Fin: The original ending had the helicopter between the twin towers which Raimi was forced to change to Spidey swinging in front of an American flag. Raimi was making fun of that.

Jim: I bet.

JCVD: I didn’t pay $7 to watch Sam Raimi’s in-joke.

Jim: No kidding.

JCVD: Let’s talk about something else.

Jim: If that’s what he was going for, he just ended up making fun of himself. I also hate that scientists are always conducting experiments in the middle of the night…

Fin: Otherwise the gravitational pull of the sun gets in the way

Jim: …and that for some reason, that experiment transformed a human and everything he was wearing into silicon, yet not his locket.

Fin: It was an adamantium locket, maybe?

JCVD: I think that point segues into my big beef with the movie, which is that it was horribly written in spots.

Fin: I can’t argue with that

Jim: I’m curious, Fin Fang – are you trying to be funny or are you trying to make excuses for the movie?

Fin: Those last two were jokes

Colonel: What I hated was that Peter forgiving Sandman was also peter letting Sandman escape

JCVD: Any chance we’ll talk about what I want to talk about? Anyone? Bueller?

Fin: The writing, yes.

Jim: I would have liked some statement like “We all make mistakes, and we can all be forgiven, and part of being forgiven is accepting responsibility for your mistakes.” And then Sandman turns himself in. The writing: I felt like it was written by Mark Steven Johnson (isn’t that the Daredevil / Ghost Rider guy?).

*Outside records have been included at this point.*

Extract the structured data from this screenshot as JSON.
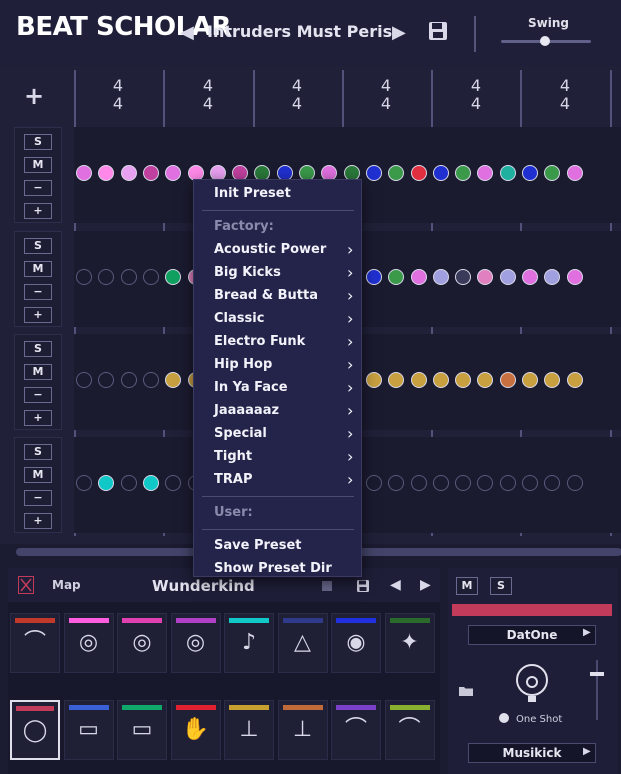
{
  "header": {
    "logo": "BEAT SCHOLAR",
    "preset_name": "Intruders Must Peris",
    "swing_label": "Swing",
    "swing_value": 0.5
  },
  "grid": {
    "add_label": "+",
    "time_signatures": [
      {
        "top": "4",
        "bottom": "4"
      },
      {
        "top": "4",
        "bottom": "4"
      },
      {
        "top": "4",
        "bottom": "4"
      },
      {
        "top": "4",
        "bottom": "4"
      },
      {
        "top": "4",
        "bottom": "4"
      },
      {
        "top": "4",
        "bottom": "4"
      }
    ],
    "row_controls": {
      "solo": "S",
      "mute": "M",
      "minus": "−",
      "plus": "+"
    }
  },
  "menu": {
    "init": "Init Preset",
    "factory_header": "Factory:",
    "factory_items": [
      "Acoustic Power",
      "Big Kicks",
      "Bread & Butta",
      "Classic",
      "Electro Funk",
      "Hip Hop",
      "In Ya Face",
      "Jaaaaaaz",
      "Special",
      "Tight",
      "TRAP"
    ],
    "user_header": "User:",
    "save": "Save Preset",
    "show_dir": "Show Preset Dir"
  },
  "bottom": {
    "map_label": "Map",
    "kit_name": "Wunderkind",
    "top_instruments": [
      {
        "color": "#c0392b",
        "icon": "cymbal-icon"
      },
      {
        "color": "#ff5de0",
        "icon": "drumset-icon"
      },
      {
        "color": "#e040b0",
        "icon": "drumset-icon"
      },
      {
        "color": "#b040c8",
        "icon": "drumset-icon"
      },
      {
        "color": "#10c8c8",
        "icon": "maracas-icon"
      },
      {
        "color": "#303a8a",
        "icon": "triangle-icon"
      },
      {
        "color": "#2030e0",
        "icon": "speaker-icon"
      },
      {
        "color": "#2a6a2a",
        "icon": "sparkle-icon"
      }
    ],
    "bottom_instruments": [
      {
        "color": "#c23b5a",
        "icon": "kick-icon"
      },
      {
        "color": "#3a60d8",
        "icon": "snare-icon"
      },
      {
        "color": "#10a86a",
        "icon": "snare-icon"
      },
      {
        "color": "#e02030",
        "icon": "clap-icon"
      },
      {
        "color": "#c8a030",
        "icon": "hihat-icon"
      },
      {
        "color": "#c06a3a",
        "icon": "hihat-icon"
      },
      {
        "color": "#7a40c8",
        "icon": "cymbal-icon"
      },
      {
        "color": "#8ab030",
        "icon": "cymbal-icon"
      }
    ]
  },
  "side": {
    "mute": "M",
    "solo": "S",
    "sample_name": "DatOne",
    "one_shot_label": "One Shot",
    "kit_select": "Musikick"
  }
}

Fin: You mean badly?

Check back at noon tomorrow for part two of this three (yes, three!) part review.